- _Exercise data_
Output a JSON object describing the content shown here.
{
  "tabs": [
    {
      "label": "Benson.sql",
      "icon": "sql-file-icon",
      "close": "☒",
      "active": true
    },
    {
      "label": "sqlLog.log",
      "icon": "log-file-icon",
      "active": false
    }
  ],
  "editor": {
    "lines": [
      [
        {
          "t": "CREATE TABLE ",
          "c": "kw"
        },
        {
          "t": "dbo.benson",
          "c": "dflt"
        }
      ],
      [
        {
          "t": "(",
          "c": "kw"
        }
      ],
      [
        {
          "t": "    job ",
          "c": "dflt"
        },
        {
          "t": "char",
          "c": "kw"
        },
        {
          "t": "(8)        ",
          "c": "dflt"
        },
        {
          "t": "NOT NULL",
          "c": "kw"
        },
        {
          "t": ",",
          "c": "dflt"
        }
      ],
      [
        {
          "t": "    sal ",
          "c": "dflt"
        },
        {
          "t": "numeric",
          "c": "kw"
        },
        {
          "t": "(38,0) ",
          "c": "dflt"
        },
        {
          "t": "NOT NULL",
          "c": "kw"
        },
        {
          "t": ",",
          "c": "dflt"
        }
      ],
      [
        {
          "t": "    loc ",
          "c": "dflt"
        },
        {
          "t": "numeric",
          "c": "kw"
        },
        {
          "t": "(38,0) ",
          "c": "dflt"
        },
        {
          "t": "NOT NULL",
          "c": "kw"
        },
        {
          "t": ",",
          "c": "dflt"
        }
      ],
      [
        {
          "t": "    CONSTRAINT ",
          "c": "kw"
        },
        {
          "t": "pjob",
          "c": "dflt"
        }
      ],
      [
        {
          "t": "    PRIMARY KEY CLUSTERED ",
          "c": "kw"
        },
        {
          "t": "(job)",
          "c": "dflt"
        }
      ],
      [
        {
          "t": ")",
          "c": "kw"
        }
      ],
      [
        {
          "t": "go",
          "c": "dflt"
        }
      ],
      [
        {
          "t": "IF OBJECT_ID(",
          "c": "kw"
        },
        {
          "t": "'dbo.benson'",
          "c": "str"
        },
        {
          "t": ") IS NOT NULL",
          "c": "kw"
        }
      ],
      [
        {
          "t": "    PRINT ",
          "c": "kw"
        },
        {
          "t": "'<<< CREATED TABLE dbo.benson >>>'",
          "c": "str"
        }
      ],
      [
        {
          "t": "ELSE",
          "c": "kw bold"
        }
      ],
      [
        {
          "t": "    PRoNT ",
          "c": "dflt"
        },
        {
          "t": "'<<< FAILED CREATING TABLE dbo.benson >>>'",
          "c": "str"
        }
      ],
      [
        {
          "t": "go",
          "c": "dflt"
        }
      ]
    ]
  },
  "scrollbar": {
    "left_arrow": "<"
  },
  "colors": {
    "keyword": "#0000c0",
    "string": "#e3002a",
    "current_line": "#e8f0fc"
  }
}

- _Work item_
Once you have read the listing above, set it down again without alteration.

- _Task solution_
Output a JSON object describing the content shown here.
{
  "tabs": [
    {
      "label": "Benson.sql",
      "icon": "sql-file-icon",
      "close": "☒",
      "active": true
    },
    {
      "label": "sqlLog.log",
      "icon": "log-file-icon",
      "active": false
    }
  ],
  "editor": {
    "lines": [
      [
        {
          "t": "CREATE TABLE ",
          "c": "kw"
        },
        {
          "t": "dbo.benson",
          "c": "dflt"
        }
      ],
      [
        {
          "t": "(",
          "c": "kw"
        }
      ],
      [
        {
          "t": "    job ",
          "c": "dflt"
        },
        {
          "t": "char",
          "c": "kw"
        },
        {
          "t": "(8)        ",
          "c": "dflt"
        },
        {
          "t": "NOT NULL",
          "c": "kw"
        },
        {
          "t": ",",
          "c": "dflt"
        }
      ],
      [
        {
          "t": "    sal ",
          "c": "dflt"
        },
        {
          "t": "numeric",
          "c": "kw"
        },
        {
          "t": "(38,0) ",
          "c": "dflt"
        },
        {
          "t": "NOT NULL",
          "c": "kw"
        },
        {
          "t": ",",
          "c": "dflt"
        }
      ],
      [
        {
          "t": "    loc ",
          "c": "dflt"
        },
        {
          "t": "numeric",
          "c": "kw"
        },
        {
          "t": "(38,0) ",
          "c": "dflt"
        },
        {
          "t": "NOT NULL",
          "c": "kw"
        },
        {
          "t": ",",
          "c": "dflt"
        }
      ],
      [
        {
          "t": "    CONSTRAINT ",
          "c": "kw"
        },
        {
          "t": "pjob",
          "c": "dflt"
        }
      ],
      [
        {
          "t": "    PRIMARY KEY CLUSTERED ",
          "c": "kw"
        },
        {
          "t": "(job)",
          "c": "dflt"
        }
      ],
      [
        {
          "t": ")",
          "c": "kw"
        }
      ],
      [
        {
          "t": "go",
          "c": "dflt"
        }
      ],
      [
        {
          "t": "IF OBJECT_ID(",
          "c": "kw"
        },
        {
          "t": "'dbo.benson'",
          "c": "str"
        },
        {
          "t": ") IS NOT NULL",
          "c": "kw"
        }
      ],
      [
        {
          "t": "    PRINT ",
          "c": "kw"
        },
        {
          "t": "'<<< CREATED TABLE dbo.benson >>>'",
          "c": "str"
        }
      ],
      [
        {
          "t": "ELSE",
          "c": "kw bold"
        }
      ],
      [
        {
          "t": "    PRoNT ",
          "c": "dflt"
        },
        {
          "t": "'<<< FAILED CREATING TABLE dbo.benson >>>'",
          "c": "str"
        }
      ],
      [
        {
          "t": "go",
          "c": "dflt"
        }
      ]
    ]
  },
  "scrollbar": {
    "left_arrow": "<"
  },
  "colors": {
    "keyword": "#0000c0",
    "string": "#e3002a",
    "current_line": "#e8f0fc"
  }
}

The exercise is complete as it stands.